Dataset rows for apps and sites:

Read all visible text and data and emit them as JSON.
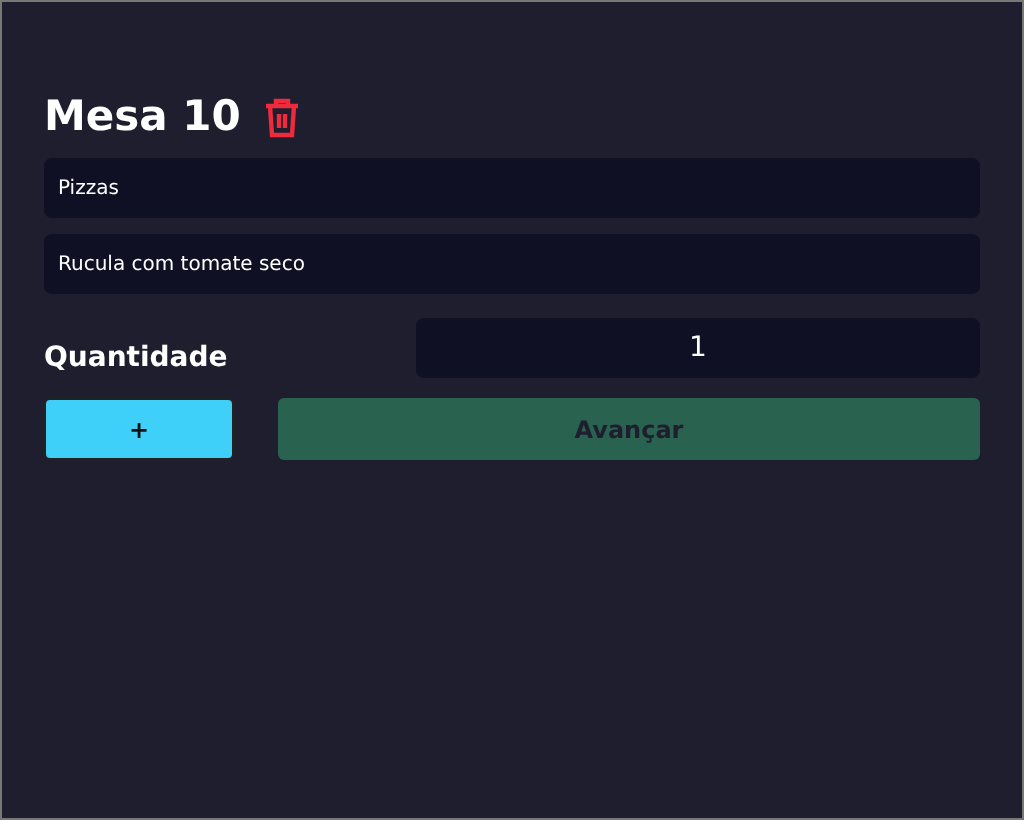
{
  "title": "Mesa 10",
  "fields": [
    {
      "value": "Pizzas"
    },
    {
      "value": "Rucula com tomate seco"
    }
  ],
  "quantity": {
    "label": "Quantidade",
    "value": "1"
  },
  "buttons": [
    {
      "kind": "add",
      "label": "+",
      "disabled": false
    },
    {
      "kind": "next",
      "label": "Avançar",
      "disabled": true
    }
  ]
}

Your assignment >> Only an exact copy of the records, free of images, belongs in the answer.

Output for this task >>
Read all visible text and data and emit them as JSON.
{
  "title": "Mesa 10",
  "fields": [
    {
      "value": "Pizzas"
    },
    {
      "value": "Rucula com tomate seco"
    }
  ],
  "quantity": {
    "label": "Quantidade",
    "value": "1"
  },
  "buttons": [
    {
      "kind": "add",
      "label": "+",
      "disabled": false
    },
    {
      "kind": "next",
      "label": "Avançar",
      "disabled": true
    }
  ]
}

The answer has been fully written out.